TASK OBJECTIVE: Leave the pictures out and restate each entry below word for word.

Stored data:
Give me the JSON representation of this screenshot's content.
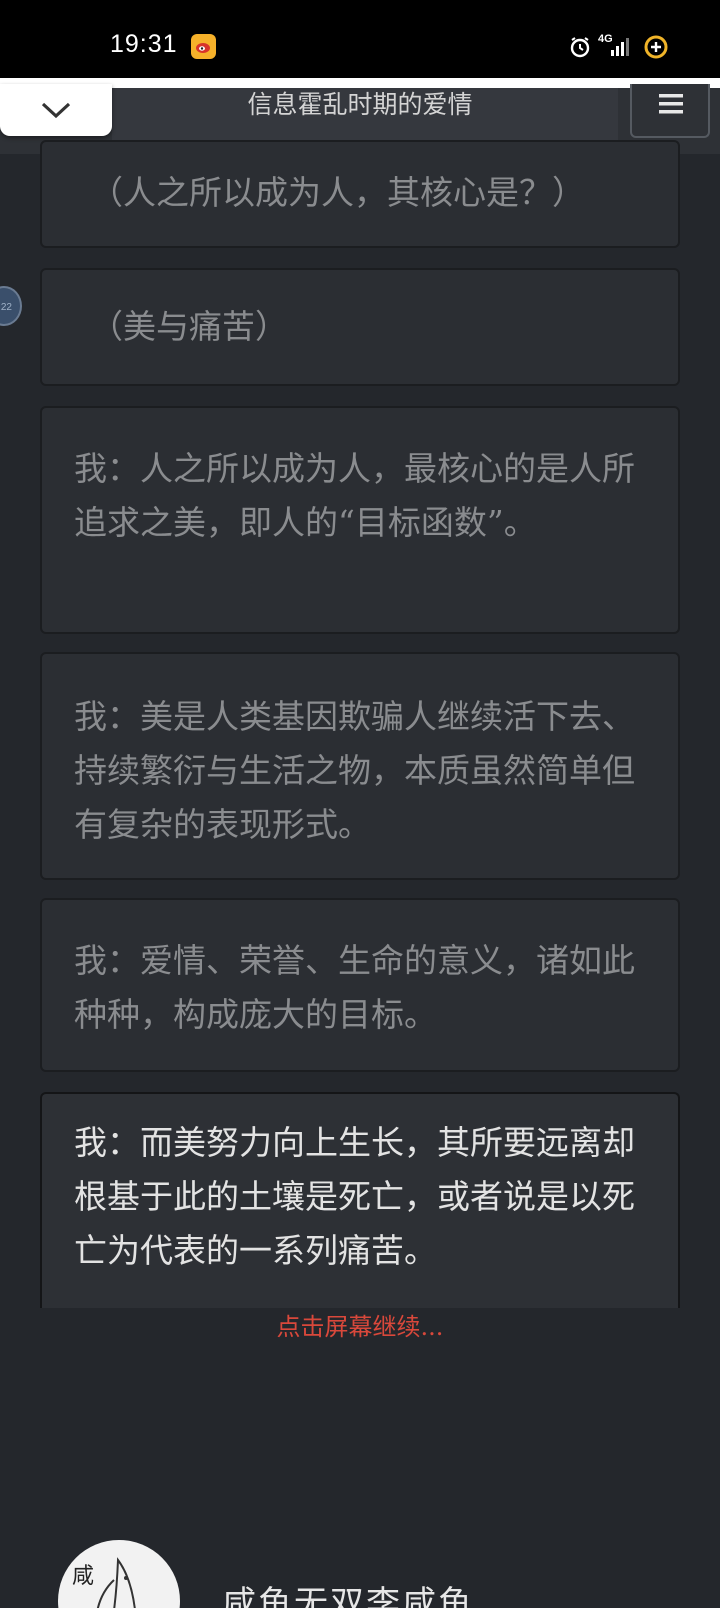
{
  "status_bar": {
    "time": "19:31",
    "network": "4G",
    "icons": [
      "weibo-icon",
      "alarm-icon",
      "signal-icon",
      "battery-saver-icon"
    ]
  },
  "nav": {
    "title": "信息霍乱时期的爱情",
    "collapse_icon": "chevron-down-icon",
    "menu_icon": "hamburger-menu-icon"
  },
  "side_bubble": {
    "label": "22"
  },
  "messages": [
    {
      "text": "（人之所以成为人，其核心是？）"
    },
    {
      "text": "（美与痛苦）"
    },
    {
      "text": "我：人之所以成为人，最核心的是人所追求之美，即人的“目标函数”。"
    },
    {
      "text": "我：美是人类基因欺骗人继续活下去、持续繁衍与生活之物，本质虽然简单但有复杂的表现形式。"
    },
    {
      "text": "我：爱情、荣誉、生命的意义，诸如此种种，构成庞大的目标。"
    },
    {
      "text": "我：而美努力向上生长，其所要远离却根基于此的土壤是死亡，或者说是以死亡为代表的一系列痛苦。"
    }
  ],
  "continue_hint": "点击屏幕继续...",
  "author": {
    "avatar_char": "咸",
    "name": "咸鱼无双李咸鱼"
  },
  "colors": {
    "background": "#24272c",
    "card": "#2b2e33",
    "read_text": "#8a8c8f",
    "current_text": "#e3e3e3",
    "hint": "#d9483b"
  }
}
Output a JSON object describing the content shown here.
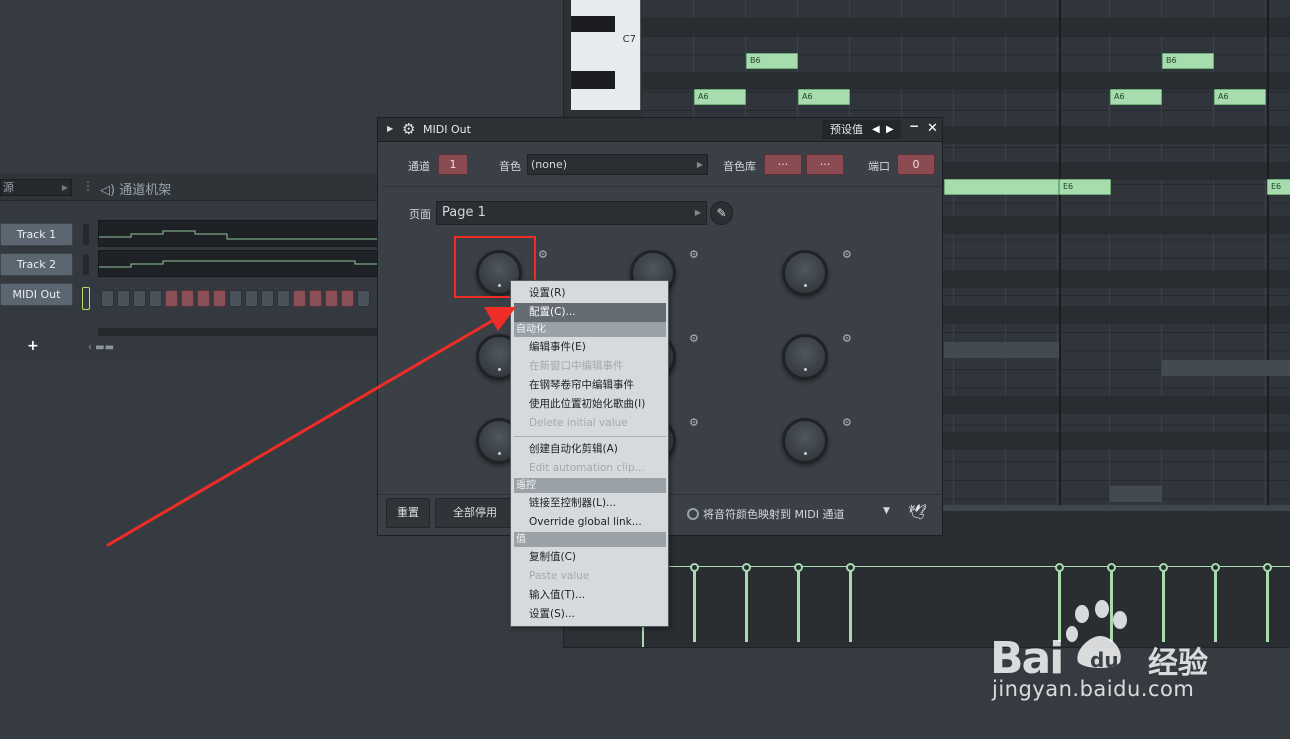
{
  "piano_roll": {
    "key_label": "C7",
    "notes": [
      {
        "label": "B6"
      },
      {
        "label": "B6"
      },
      {
        "label": "A6"
      },
      {
        "label": "A6"
      },
      {
        "label": "A6"
      },
      {
        "label": "A6"
      },
      {
        "label": "E6"
      },
      {
        "label": "E6"
      }
    ]
  },
  "channel_rack": {
    "source_label": "源",
    "title": "通道机架",
    "tracks": [
      "Track 1",
      "Track 2",
      "MIDI Out"
    ],
    "add_symbol": "+",
    "zoom_symbol": "‹ ▬▬"
  },
  "plugin": {
    "title": "MIDI Out",
    "presets_label": "预设值",
    "channel_label": "通道",
    "channel_value": "1",
    "sound_label": "音色",
    "sound_value": "(none)",
    "bank_label": "音色库",
    "bank_value_1": "···",
    "bank_value_2": "···",
    "port_label": "端口",
    "port_value": "0",
    "page_label": "页面",
    "page_value": "Page 1",
    "reset_label": "重置",
    "disable_all_label": "全部停用",
    "map_colors_label": "将音符颜色映射到 MIDI 通道"
  },
  "context_menu": {
    "items": [
      {
        "label": "设置(R)",
        "state": "normal"
      },
      {
        "label": "配置(C)...",
        "state": "selected"
      },
      {
        "section": "自动化"
      },
      {
        "label": "编辑事件(E)",
        "state": "normal"
      },
      {
        "label": "在新窗口中编辑事件",
        "state": "disabled"
      },
      {
        "label": "在钢琴卷帘中编辑事件",
        "state": "normal"
      },
      {
        "label": "使用此位置初始化歌曲(I)",
        "state": "normal"
      },
      {
        "label": "Delete initial value",
        "state": "disabled"
      },
      {
        "separator": true
      },
      {
        "label": "创建自动化剪辑(A)",
        "state": "normal"
      },
      {
        "label": "Edit automation clip...",
        "state": "disabled"
      },
      {
        "section": "遥控"
      },
      {
        "label": "链接至控制器(L)...",
        "state": "normal"
      },
      {
        "label": "Override global link...",
        "state": "normal"
      },
      {
        "section": "值"
      },
      {
        "label": "复制值(C)",
        "state": "normal"
      },
      {
        "label": "Paste value",
        "state": "disabled"
      },
      {
        "label": "输入值(T)...",
        "state": "normal"
      },
      {
        "label": "设置(S)...",
        "state": "normal"
      }
    ]
  },
  "watermark": {
    "brand_bai": "Bai",
    "brand_du": "du",
    "brand_cn": "经验",
    "url": "jingyan.baidu.com"
  },
  "colors": {
    "note_green": "#a6dcae",
    "param_red": "#8a4c52",
    "annotation_red": "#ef2d26",
    "menu_highlight": "#646b72"
  }
}
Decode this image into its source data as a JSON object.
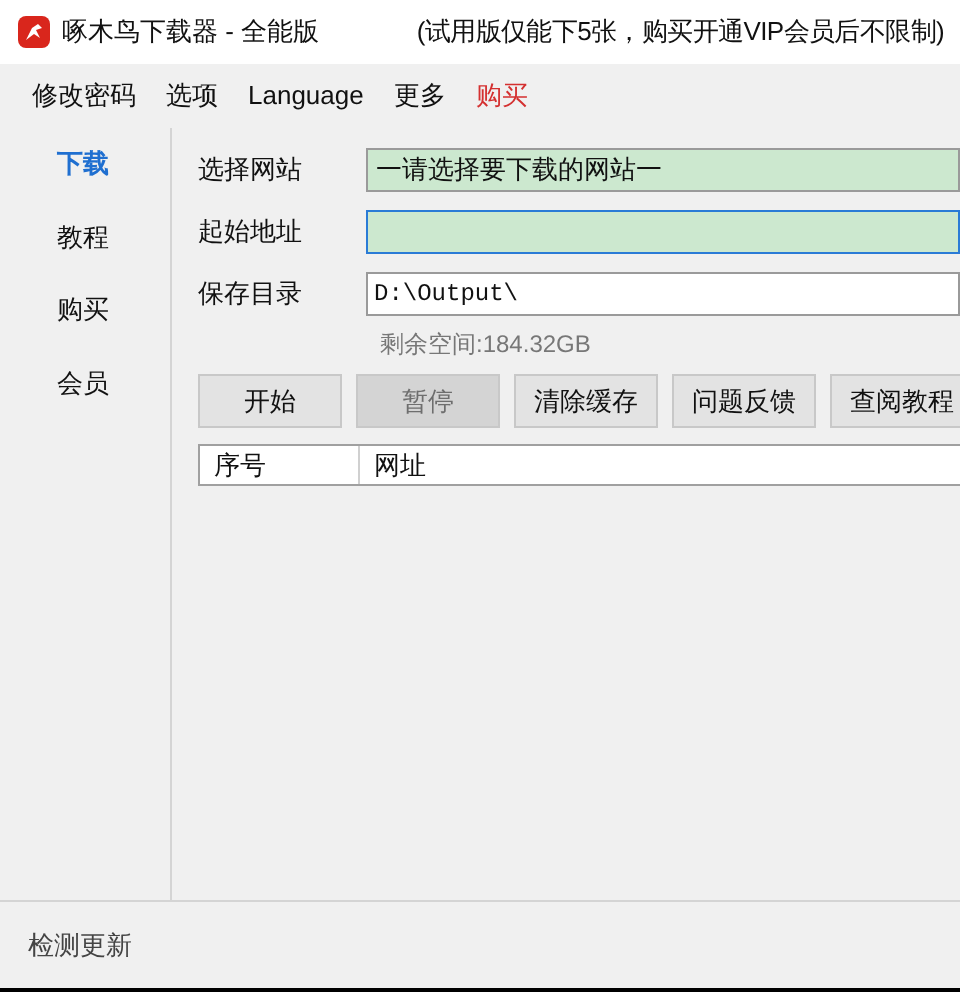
{
  "window": {
    "title": "啄木鸟下载器 - 全能版",
    "notice": "(试用版仅能下5张，购买开通VIP会员后不限制)"
  },
  "menu": [
    {
      "label": "修改密码",
      "kind": "normal"
    },
    {
      "label": "选项",
      "kind": "normal"
    },
    {
      "label": "Language",
      "kind": "normal"
    },
    {
      "label": "更多",
      "kind": "normal"
    },
    {
      "label": "购买",
      "kind": "highlight"
    }
  ],
  "sidebar": {
    "items": [
      {
        "label": "下载",
        "selected": true
      },
      {
        "label": "教程",
        "selected": false
      },
      {
        "label": "购买",
        "selected": false
      },
      {
        "label": "会员",
        "selected": false
      }
    ]
  },
  "form": {
    "site": {
      "label": "选择网站",
      "value": "一请选择要下载的网站一"
    },
    "start_url": {
      "label": "起始地址"
    },
    "save_dir": {
      "label": "保存目录",
      "value": "D:\\Output\\"
    },
    "free_space": "剩余空间:184.32GB"
  },
  "buttons": [
    {
      "label": "开始",
      "disabled": false
    },
    {
      "label": "暂停",
      "disabled": true
    },
    {
      "label": "清除缓存",
      "disabled": false
    },
    {
      "label": "问题反馈",
      "disabled": false
    },
    {
      "label": "查阅教程",
      "disabled": false
    }
  ],
  "table": {
    "columns": [
      "序号",
      "网址"
    ]
  },
  "footer": {
    "link": "检测更新"
  }
}
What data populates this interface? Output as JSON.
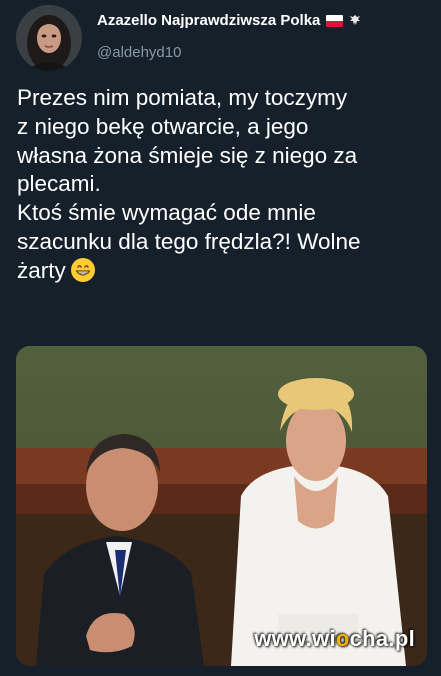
{
  "tweet": {
    "display_name": "Azazello Najprawdziwsza Polka",
    "handle": "@aldehyd10",
    "text": "Prezes nim pomiata, my toczymy\nz niego bekę  otwarcie, a jego\nwłasna żona śmieje się z niego za\nplecami.\nKtoś śmie wymagać ode mnie\nszacunku dla tego frędzla?! Wolne\nżarty",
    "emoji": "grinning-face-emoji",
    "badges": [
      "poland-flag-icon",
      "eagle-icon"
    ]
  },
  "watermark": {
    "prefix": "www.wi",
    "highlight": "o",
    "suffix": "cha.pl"
  },
  "colors": {
    "background": "#15202b",
    "handle": "#8899a6",
    "text": "#ffffff"
  }
}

EXPECTED ANSWER:
Give me the JSON representation of this screenshot's content.
{
  "status_bar": {
    "time": "19:31",
    "network": "4G",
    "icons": [
      "weibo-icon",
      "alarm-icon",
      "signal-icon",
      "battery-saver-icon"
    ]
  },
  "nav": {
    "title": "信息霍乱时期的爱情",
    "collapse_icon": "chevron-down-icon",
    "menu_icon": "hamburger-menu-icon"
  },
  "side_bubble": {
    "label": "22"
  },
  "messages": [
    {
      "text": "（人之所以成为人，其核心是？）"
    },
    {
      "text": "（美与痛苦）"
    },
    {
      "text": "我：人之所以成为人，最核心的是人所追求之美，即人的“目标函数”。"
    },
    {
      "text": "我：美是人类基因欺骗人继续活下去、持续繁衍与生活之物，本质虽然简单但有复杂的表现形式。"
    },
    {
      "text": "我：爱情、荣誉、生命的意义，诸如此种种，构成庞大的目标。"
    },
    {
      "text": "我：而美努力向上生长，其所要远离却根基于此的土壤是死亡，或者说是以死亡为代表的一系列痛苦。"
    }
  ],
  "continue_hint": "点击屏幕继续...",
  "author": {
    "avatar_char": "咸",
    "name": "咸鱼无双李咸鱼"
  },
  "colors": {
    "background": "#24272c",
    "card": "#2b2e33",
    "read_text": "#8a8c8f",
    "current_text": "#e3e3e3",
    "hint": "#d9483b"
  }
}
Output a JSON object describing the content shown here.
{
  "piano_roll": {
    "key_label": "C7",
    "notes": [
      {
        "label": "B6"
      },
      {
        "label": "B6"
      },
      {
        "label": "A6"
      },
      {
        "label": "A6"
      },
      {
        "label": "A6"
      },
      {
        "label": "A6"
      },
      {
        "label": "E6"
      },
      {
        "label": "E6"
      }
    ]
  },
  "channel_rack": {
    "source_label": "源",
    "title": "通道机架",
    "tracks": [
      "Track 1",
      "Track 2",
      "MIDI Out"
    ],
    "add_symbol": "+",
    "zoom_symbol": "‹ ▬▬"
  },
  "plugin": {
    "title": "MIDI Out",
    "presets_label": "预设值",
    "channel_label": "通道",
    "channel_value": "1",
    "sound_label": "音色",
    "sound_value": "(none)",
    "bank_label": "音色库",
    "bank_value_1": "···",
    "bank_value_2": "···",
    "port_label": "端口",
    "port_value": "0",
    "page_label": "页面",
    "page_value": "Page 1",
    "reset_label": "重置",
    "disable_all_label": "全部停用",
    "map_colors_label": "将音符颜色映射到 MIDI 通道"
  },
  "context_menu": {
    "items": [
      {
        "label": "设置(R)",
        "state": "normal"
      },
      {
        "label": "配置(C)...",
        "state": "selected"
      },
      {
        "section": "自动化"
      },
      {
        "label": "编辑事件(E)",
        "state": "normal"
      },
      {
        "label": "在新窗口中编辑事件",
        "state": "disabled"
      },
      {
        "label": "在钢琴卷帘中编辑事件",
        "state": "normal"
      },
      {
        "label": "使用此位置初始化歌曲(I)",
        "state": "normal"
      },
      {
        "label": "Delete initial value",
        "state": "disabled"
      },
      {
        "separator": true
      },
      {
        "label": "创建自动化剪辑(A)",
        "state": "normal"
      },
      {
        "label": "Edit automation clip...",
        "state": "disabled"
      },
      {
        "section": "遥控"
      },
      {
        "label": "链接至控制器(L)...",
        "state": "normal"
      },
      {
        "label": "Override global link...",
        "state": "normal"
      },
      {
        "section": "值"
      },
      {
        "label": "复制值(C)",
        "state": "normal"
      },
      {
        "label": "Paste value",
        "state": "disabled"
      },
      {
        "label": "输入值(T)...",
        "state": "normal"
      },
      {
        "label": "设置(S)...",
        "state": "normal"
      }
    ]
  },
  "watermark": {
    "brand_bai": "Bai",
    "brand_du": "du",
    "brand_cn": "经验",
    "url": "jingyan.baidu.com"
  },
  "colors": {
    "note_green": "#a6dcae",
    "param_red": "#8a4c52",
    "annotation_red": "#ef2d26",
    "menu_highlight": "#646b72"
  }
}
Decode this image into its source data as a JSON object.
{
  "window": {
    "title": "啄木鸟下载器 - 全能版",
    "notice": "(试用版仅能下5张，购买开通VIP会员后不限制)"
  },
  "menu": [
    {
      "label": "修改密码",
      "kind": "normal"
    },
    {
      "label": "选项",
      "kind": "normal"
    },
    {
      "label": "Language",
      "kind": "normal"
    },
    {
      "label": "更多",
      "kind": "normal"
    },
    {
      "label": "购买",
      "kind": "highlight"
    }
  ],
  "sidebar": {
    "items": [
      {
        "label": "下载",
        "selected": true
      },
      {
        "label": "教程",
        "selected": false
      },
      {
        "label": "购买",
        "selected": false
      },
      {
        "label": "会员",
        "selected": false
      }
    ]
  },
  "form": {
    "site": {
      "label": "选择网站",
      "value": "一请选择要下载的网站一"
    },
    "start_url": {
      "label": "起始地址"
    },
    "save_dir": {
      "label": "保存目录",
      "value": "D:\\Output\\"
    },
    "free_space": "剩余空间:184.32GB"
  },
  "buttons": [
    {
      "label": "开始",
      "disabled": false
    },
    {
      "label": "暂停",
      "disabled": true
    },
    {
      "label": "清除缓存",
      "disabled": false
    },
    {
      "label": "问题反馈",
      "disabled": false
    },
    {
      "label": "查阅教程",
      "disabled": false
    }
  ],
  "table": {
    "columns": [
      "序号",
      "网址"
    ]
  },
  "footer": {
    "link": "检测更新"
  }
}
What data populates this interface? Output as JSON.
{
  "tweet": {
    "display_name": "Azazello Najprawdziwsza Polka",
    "handle": "@aldehyd10",
    "text": "Prezes nim pomiata, my toczymy\nz niego bekę  otwarcie, a jego\nwłasna żona śmieje się z niego za\nplecami.\nKtoś śmie wymagać ode mnie\nszacunku dla tego frędzla?! Wolne\nżarty",
    "emoji": "grinning-face-emoji",
    "badges": [
      "poland-flag-icon",
      "eagle-icon"
    ]
  },
  "watermark": {
    "prefix": "www.wi",
    "highlight": "o",
    "suffix": "cha.pl"
  },
  "colors": {
    "background": "#15202b",
    "handle": "#8899a6",
    "text": "#ffffff"
  }
}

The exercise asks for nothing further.